# Battery Charging - Electrical Model

A common technique used in battery charging algorithms is Constant Current / Constant Voltage. That is to say, initially a battery is charged by applying a constant current (which I believe is what is commonly called 'fast-charge'), up to a sensed condition, and then Constant Voltage is applied (which I believe is what is commonly called 'trickle-charging').

I envision this working (at least logically) as having (1) a Constant Current Source circuit set to the fast charge current and (2) a Voltage Regulator set to the fully charged target voltage, and switching the positive terminal of the battery between these two circuits.

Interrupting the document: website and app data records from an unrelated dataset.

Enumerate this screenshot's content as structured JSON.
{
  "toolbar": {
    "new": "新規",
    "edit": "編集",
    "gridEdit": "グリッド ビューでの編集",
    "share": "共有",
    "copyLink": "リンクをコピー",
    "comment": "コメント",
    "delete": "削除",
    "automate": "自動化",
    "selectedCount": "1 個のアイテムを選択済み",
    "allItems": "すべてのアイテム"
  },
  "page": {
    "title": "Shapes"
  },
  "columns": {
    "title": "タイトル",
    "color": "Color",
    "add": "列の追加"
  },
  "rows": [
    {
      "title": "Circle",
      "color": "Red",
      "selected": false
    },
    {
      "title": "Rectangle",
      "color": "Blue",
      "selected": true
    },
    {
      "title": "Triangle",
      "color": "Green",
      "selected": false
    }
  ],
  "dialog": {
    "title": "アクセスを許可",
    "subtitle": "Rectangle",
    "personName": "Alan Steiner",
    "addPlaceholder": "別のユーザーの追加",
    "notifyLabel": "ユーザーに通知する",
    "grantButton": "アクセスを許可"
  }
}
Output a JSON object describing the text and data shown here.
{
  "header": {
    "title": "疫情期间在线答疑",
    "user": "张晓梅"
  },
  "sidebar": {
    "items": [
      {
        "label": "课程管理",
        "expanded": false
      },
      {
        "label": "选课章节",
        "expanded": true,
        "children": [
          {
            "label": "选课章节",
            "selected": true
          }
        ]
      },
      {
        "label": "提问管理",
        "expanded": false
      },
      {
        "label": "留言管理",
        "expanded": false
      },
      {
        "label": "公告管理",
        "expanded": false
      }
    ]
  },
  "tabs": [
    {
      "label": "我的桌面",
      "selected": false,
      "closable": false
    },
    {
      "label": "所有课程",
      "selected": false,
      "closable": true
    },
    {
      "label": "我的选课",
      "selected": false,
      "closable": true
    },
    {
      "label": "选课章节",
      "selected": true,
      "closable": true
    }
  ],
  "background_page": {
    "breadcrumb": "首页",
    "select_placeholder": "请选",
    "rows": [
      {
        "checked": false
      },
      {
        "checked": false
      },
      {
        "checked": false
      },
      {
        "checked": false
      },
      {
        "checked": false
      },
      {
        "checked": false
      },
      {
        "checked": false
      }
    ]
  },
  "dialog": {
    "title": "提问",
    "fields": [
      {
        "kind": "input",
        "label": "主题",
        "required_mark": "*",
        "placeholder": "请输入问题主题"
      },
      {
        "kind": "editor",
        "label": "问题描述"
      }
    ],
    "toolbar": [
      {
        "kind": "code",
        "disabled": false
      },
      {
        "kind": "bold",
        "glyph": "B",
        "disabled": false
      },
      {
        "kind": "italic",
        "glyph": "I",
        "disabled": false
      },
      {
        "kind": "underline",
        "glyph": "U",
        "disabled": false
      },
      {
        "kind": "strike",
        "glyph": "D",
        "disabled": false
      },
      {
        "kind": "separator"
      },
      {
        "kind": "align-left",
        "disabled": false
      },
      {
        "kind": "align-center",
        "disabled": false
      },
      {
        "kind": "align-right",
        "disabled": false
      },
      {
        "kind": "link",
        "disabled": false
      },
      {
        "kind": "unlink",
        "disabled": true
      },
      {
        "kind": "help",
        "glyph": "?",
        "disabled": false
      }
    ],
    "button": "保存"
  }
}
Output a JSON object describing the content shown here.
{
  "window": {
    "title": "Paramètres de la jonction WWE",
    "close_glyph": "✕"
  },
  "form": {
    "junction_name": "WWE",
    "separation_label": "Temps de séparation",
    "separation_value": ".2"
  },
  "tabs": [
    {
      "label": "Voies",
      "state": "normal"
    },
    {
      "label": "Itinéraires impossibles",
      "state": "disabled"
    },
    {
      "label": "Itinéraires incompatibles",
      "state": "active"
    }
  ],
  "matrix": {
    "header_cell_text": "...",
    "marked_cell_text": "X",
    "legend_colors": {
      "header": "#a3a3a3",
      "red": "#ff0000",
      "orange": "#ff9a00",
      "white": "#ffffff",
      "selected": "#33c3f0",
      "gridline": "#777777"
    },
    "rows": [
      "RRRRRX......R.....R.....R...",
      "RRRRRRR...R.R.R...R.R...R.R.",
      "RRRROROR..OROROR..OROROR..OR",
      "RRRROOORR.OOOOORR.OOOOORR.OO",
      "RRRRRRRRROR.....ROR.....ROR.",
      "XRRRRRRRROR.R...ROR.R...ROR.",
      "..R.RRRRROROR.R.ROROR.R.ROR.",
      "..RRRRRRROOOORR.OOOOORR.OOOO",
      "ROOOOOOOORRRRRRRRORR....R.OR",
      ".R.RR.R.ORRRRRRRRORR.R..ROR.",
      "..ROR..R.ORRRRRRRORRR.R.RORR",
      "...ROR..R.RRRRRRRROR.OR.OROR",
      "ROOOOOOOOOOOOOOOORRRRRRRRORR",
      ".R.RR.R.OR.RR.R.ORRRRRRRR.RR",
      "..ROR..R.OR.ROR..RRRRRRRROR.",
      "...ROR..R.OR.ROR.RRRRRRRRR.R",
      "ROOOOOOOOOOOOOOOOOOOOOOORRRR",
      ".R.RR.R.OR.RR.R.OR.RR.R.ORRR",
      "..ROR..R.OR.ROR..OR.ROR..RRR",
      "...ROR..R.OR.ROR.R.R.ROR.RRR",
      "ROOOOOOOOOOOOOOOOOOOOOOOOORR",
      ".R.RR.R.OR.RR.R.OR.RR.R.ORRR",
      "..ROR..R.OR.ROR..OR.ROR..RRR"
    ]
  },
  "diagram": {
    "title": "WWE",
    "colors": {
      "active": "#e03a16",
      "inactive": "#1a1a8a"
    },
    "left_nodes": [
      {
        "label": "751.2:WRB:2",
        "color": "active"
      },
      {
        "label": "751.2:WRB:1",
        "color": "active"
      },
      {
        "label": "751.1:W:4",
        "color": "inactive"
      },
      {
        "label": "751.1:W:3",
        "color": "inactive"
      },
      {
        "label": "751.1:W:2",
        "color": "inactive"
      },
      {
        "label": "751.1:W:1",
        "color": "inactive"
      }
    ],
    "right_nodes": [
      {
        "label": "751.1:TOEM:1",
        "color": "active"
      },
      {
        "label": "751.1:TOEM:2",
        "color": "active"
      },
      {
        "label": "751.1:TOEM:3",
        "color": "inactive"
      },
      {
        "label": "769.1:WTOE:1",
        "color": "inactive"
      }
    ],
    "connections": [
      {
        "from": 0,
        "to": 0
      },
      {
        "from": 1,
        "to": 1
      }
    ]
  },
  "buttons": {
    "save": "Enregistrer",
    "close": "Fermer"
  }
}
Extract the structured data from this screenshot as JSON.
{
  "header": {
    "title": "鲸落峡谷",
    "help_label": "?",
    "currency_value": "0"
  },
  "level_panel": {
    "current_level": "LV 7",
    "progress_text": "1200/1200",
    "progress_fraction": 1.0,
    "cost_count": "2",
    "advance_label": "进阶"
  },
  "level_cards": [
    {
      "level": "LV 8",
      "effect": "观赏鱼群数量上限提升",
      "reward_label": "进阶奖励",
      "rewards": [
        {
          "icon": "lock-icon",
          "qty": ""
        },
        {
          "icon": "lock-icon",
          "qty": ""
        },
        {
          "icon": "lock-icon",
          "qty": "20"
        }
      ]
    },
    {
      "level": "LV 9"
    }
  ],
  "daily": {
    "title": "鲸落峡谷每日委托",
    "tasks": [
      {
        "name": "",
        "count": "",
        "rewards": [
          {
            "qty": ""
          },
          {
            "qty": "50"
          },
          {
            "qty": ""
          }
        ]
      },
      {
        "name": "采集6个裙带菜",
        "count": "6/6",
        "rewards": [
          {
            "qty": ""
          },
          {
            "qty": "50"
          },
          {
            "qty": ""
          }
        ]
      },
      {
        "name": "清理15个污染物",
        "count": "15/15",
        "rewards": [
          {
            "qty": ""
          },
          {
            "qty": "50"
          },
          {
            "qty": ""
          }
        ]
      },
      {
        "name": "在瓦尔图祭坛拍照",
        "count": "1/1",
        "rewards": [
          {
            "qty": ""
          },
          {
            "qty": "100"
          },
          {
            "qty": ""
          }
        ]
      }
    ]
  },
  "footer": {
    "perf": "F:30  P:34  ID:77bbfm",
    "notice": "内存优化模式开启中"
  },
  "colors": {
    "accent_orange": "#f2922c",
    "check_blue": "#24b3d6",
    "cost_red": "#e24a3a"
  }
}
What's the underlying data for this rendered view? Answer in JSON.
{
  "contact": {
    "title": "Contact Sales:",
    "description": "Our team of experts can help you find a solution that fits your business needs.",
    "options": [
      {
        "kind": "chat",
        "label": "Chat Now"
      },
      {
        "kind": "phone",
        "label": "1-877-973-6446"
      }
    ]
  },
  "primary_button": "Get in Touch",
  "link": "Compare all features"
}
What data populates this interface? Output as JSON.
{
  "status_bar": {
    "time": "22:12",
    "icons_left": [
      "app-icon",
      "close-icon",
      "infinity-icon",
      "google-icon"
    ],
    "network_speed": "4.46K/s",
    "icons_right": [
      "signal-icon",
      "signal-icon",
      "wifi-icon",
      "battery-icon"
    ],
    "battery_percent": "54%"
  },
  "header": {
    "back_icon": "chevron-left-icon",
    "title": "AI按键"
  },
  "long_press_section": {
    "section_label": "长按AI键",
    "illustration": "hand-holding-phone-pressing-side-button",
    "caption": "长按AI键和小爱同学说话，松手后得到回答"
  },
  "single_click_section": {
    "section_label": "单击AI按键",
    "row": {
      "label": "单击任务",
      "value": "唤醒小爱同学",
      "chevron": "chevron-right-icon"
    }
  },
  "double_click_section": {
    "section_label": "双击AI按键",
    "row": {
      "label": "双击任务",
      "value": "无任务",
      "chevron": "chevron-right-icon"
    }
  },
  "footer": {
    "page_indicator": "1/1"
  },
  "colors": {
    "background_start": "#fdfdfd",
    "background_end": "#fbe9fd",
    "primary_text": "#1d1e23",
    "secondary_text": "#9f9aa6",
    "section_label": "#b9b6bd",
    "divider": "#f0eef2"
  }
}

What is a useful electrical model (e.g. for simulation) for a discharged rechargable battery? If it matters, I'm most interested in Lithium cell chemistry (Lithium Polymer to be more specific).

UPDATE

In order to get some more concrete feedback on this question (maybe this should be a separate question?), what does a circuit that practically / realizably implements CC/CV charging actually look like? From there, if you were to want to simulate this circuit, in SPICE or CircuitLab.com or whatever, how would you actually model the battery in that circuit?

• It is like a desktop current/voltage limit supply where it applies the maximum of the setting up to the limit, so you start seeing too strong a short for the CV limit to kick in, the CC limit stops you. The voltage finally builds up and you are limited by CV and it slowly trickles the rest of the way. This seems to be what you know, the only serious feedback I have is that this is going to be very different per battery, they mostly all have a specific mode they are looking for. The temperature change sensing for some batteries freaks me out. I know it is safe, and why, but still... – Kortuk Jan 16 '13 at 20:40
• Are we talking SPICE here or a mathematical formula? (or both?) – Oli Glaser Jan 16 '13 at 23:03